If a line in the listing below includes the string "events", pull it out.

■ **Input data**:
....................

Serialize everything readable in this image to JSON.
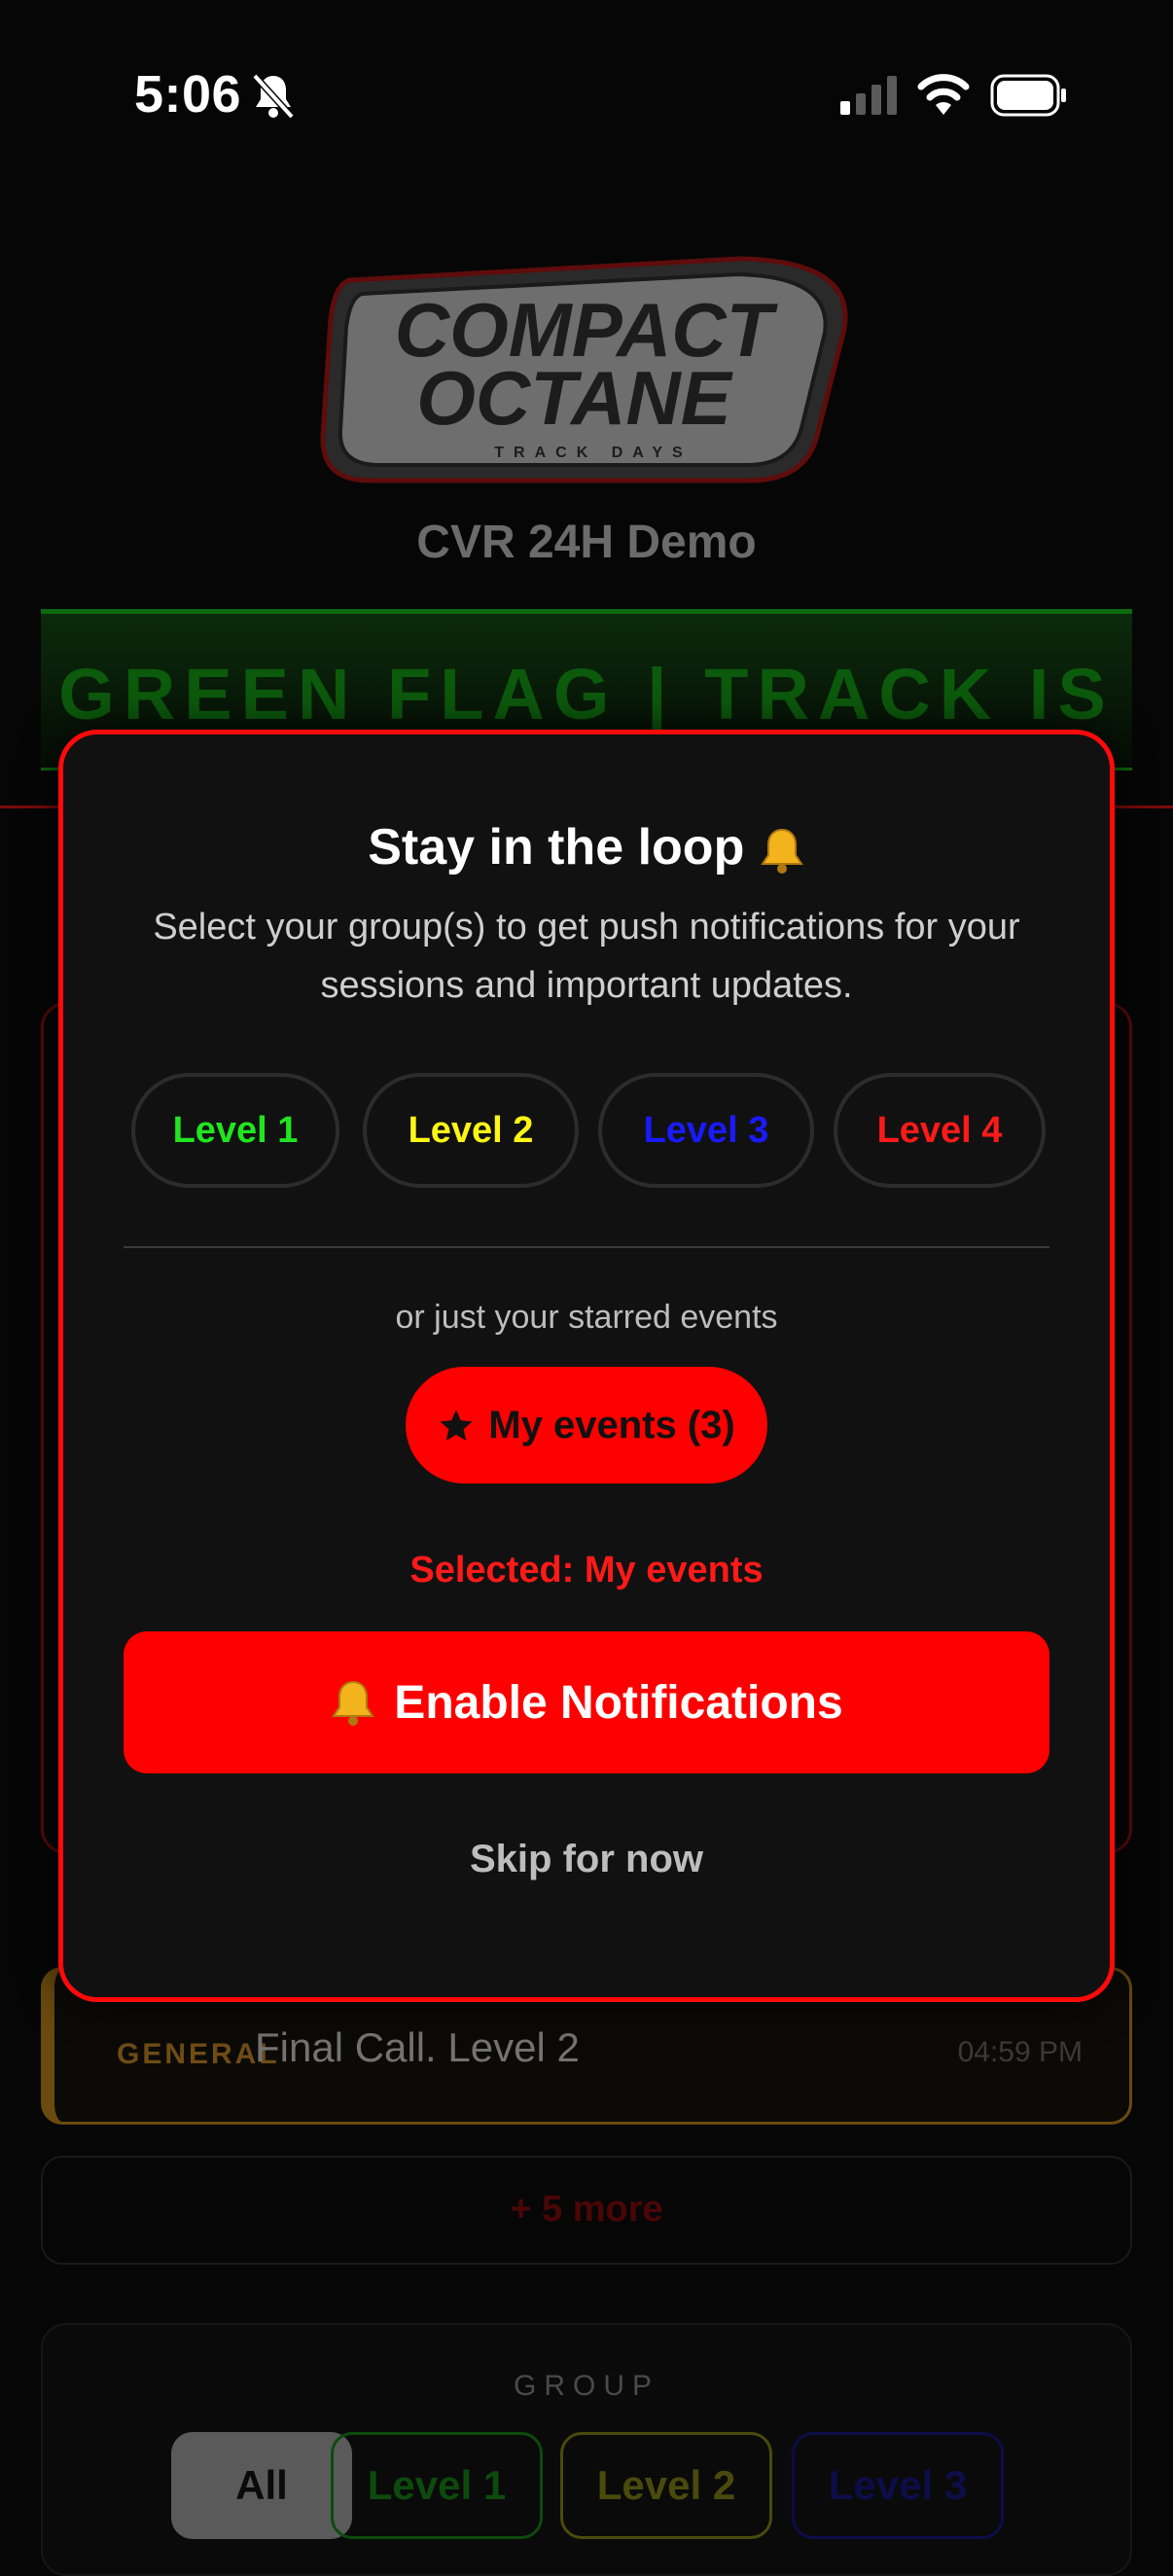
{
  "status_bar": {
    "time": "5:06",
    "icons": [
      "bell-slash-icon",
      "signal-icon",
      "wifi-icon",
      "battery-icon"
    ]
  },
  "header": {
    "logo_text": [
      "COMPACT",
      "OCTANE",
      "TRACK DAYS"
    ],
    "event_name": "CVR 24H Demo"
  },
  "flag_banner": {
    "text": "GREEN FLAG | TRACK IS HOT",
    "color": "#0c6a0c"
  },
  "modal": {
    "title": "Stay in the loop",
    "description": "Select your group(s) to get push notifications for your sessions and important updates.",
    "levels": [
      {
        "label": "Level 1",
        "color": "#20e520"
      },
      {
        "label": "Level 2",
        "color": "#fff515"
      },
      {
        "label": "Level 3",
        "color": "#1a1aff"
      },
      {
        "label": "Level 4",
        "color": "#ff1a1a"
      }
    ],
    "starred_hint": "or just your starred events",
    "my_events_label": "My events (3)",
    "selected_text": "Selected: My events",
    "enable_label": "Enable Notifications",
    "skip_label": "Skip for now",
    "accent": "#ff0000"
  },
  "announcement": {
    "tag": "GENERAL",
    "text": "Final Call. Level 2",
    "time": "04:59 PM"
  },
  "more": {
    "label": "+ 5 more"
  },
  "group_filter": {
    "label": "GROUP",
    "chips": [
      "All",
      "Level 1",
      "Level 2",
      "Level 3"
    ]
  }
}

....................

■ **Response area**:
    "starred_hint": "or just your starred events",
    "my_events_label": "My events (3)",
    "selected_text": "Selected: My events",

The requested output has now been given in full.